"Miss Conway Lea lived on the corner of East Cedar and Windle Streets, and everyone knew she talked to her chickens and she told everyone the chickens talked to her. Once Elaine and I got into a lot of trouble when we hid in the tall grass near Miss Conway's yard and repeated a rhyme we
had made up about her. Even though it wasn't anything too terribly disrespectful, she came over to Elaine's house to tell Elaine's mother what we had done. But what she had to say came as a surprise. She told Elaine's mother that her chickens had overheard the rhyme we had repeated
and they came and told Miss Conway what we had said. Mrs. Phillips gave us a very stern lecture after Miss Conway went home and we never did that again. When my mother was expecting my younger sister, Carolyn, we were living on the Lea farm near what is called the Wash Lea cave. Miss Conway would often drive out to the farm to check on how my father was taking care of the place. She drove the Model T she owned and after she arrived at the farm, she covered the car up with a tarpaulin, even though her visit wasn't all that long."

Elaine and I have been life long friends. She was always been a kind and very caring person. I don't ever remember her being anything but an extremely nice and loving person. I cherish my memories of coming to play at her house on East Cedar Street."

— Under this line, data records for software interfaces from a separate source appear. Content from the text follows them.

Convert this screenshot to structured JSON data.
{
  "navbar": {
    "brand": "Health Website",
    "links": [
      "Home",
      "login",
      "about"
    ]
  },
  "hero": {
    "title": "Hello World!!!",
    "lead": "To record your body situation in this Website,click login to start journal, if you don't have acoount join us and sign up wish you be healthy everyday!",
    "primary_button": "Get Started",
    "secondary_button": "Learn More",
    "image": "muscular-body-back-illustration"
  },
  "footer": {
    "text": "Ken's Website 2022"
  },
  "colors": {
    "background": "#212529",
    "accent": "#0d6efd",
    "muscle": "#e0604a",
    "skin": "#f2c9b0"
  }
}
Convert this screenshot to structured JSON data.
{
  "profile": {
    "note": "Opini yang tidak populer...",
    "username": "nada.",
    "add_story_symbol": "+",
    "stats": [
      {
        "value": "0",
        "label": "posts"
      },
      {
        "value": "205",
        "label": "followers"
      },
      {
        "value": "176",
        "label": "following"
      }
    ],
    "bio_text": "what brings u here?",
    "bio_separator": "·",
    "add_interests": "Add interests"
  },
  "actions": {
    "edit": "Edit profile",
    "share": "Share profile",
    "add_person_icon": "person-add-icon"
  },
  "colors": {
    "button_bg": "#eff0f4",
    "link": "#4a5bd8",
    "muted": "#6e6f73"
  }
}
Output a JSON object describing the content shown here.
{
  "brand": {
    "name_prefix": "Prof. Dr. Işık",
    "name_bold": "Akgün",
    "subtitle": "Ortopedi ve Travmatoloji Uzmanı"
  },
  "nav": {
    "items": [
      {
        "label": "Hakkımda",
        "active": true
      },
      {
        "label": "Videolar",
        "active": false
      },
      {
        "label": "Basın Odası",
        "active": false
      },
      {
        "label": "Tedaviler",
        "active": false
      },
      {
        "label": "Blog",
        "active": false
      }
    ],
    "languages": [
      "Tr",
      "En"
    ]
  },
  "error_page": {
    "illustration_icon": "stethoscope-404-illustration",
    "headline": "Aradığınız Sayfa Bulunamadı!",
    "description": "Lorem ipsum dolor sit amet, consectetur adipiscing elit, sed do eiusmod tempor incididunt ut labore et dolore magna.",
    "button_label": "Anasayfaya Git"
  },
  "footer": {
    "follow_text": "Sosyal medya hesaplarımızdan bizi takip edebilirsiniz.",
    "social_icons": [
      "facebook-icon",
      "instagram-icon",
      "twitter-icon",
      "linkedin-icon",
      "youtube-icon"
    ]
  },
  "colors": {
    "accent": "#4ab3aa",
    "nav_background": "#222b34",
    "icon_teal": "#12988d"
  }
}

Barbara Sue Benson Stephens; "My remembrance of those days was my idyllic picture of childhood. When I described those years to others, I would often say it reminded me of a small community of kids, run by kids. We would have made a great movie. There were 21 kids at one time living on Windle Street. I was an only child and everyone around me was my "pretend" brother and sister. The Davis children taught me all about crafts and creativity. They could make anything out of clay, build communities or Indian reservations out of paper mache, and had enough siblings to play all sorts of games. The Puckett's had the first television set and all the neighborhood kids would go there to watch "The Shadow."

Billy Sullivan, whose family lived on Railroad Street just at the back of the Phillips property, told me he stayed in trouble most of the time with Miss Conway because he would often slip around in her yard shooting at birds with his B.B. gun. He said Elaine would sometimes accompany him on these escapades. Billyís family later moved to Rock Crusher mountain when he was around eight years old.

Nancy Reed Brownís home was on Church Street near the Maple Shade Grocery and Service Station that her father, R. D. Reed, owned and ran. Nancy remembered that many of the same children in Elaineís birthday party picture were often photographed at each otherís homes for other birthday parties. She has a picture taken at an Easter egg hunt at her home one year with all the children in that picture are holding their Easter baskets. Many of these same children attended that Easter egg hunt.

Linda Averitt said while reminiscing with Barbara Sue Benson Stephens, "I wish my kids could have had the kind of street that we grew up on."

The story concludes with another memory from Elaine Phillips Pennington: "Some of my favorite memories are from those childhood days on East Cedar Street. Friendships I made then continue on today. Gail Qualls Walker and I still enjoying looking back and laughing about the good times we shared together. East Cedar Street was a great place to grow up."
 

 

Elaine Phillips Pennington's 6th birthday party at her home on East Cedar Street in Livingston on August 18, 1945.
Little girl in very front sitting down:  Martha Ewing Weakley;
Next row:  Billy Sullivan; Ross Averitt; Linda Averitt; unknown; unknown; Barbara Sue Benson; and Patsy Verble;
Next row:  Nancy Reed; Elaine Phillips; Bill Davis; Jerrye Sue Myers; Gail Qualls; Rebecca Watson.
Back row:  Margaret Weakley; Judy Howard; baby unknown; Ruth Ann Eubank; and Anna Evans.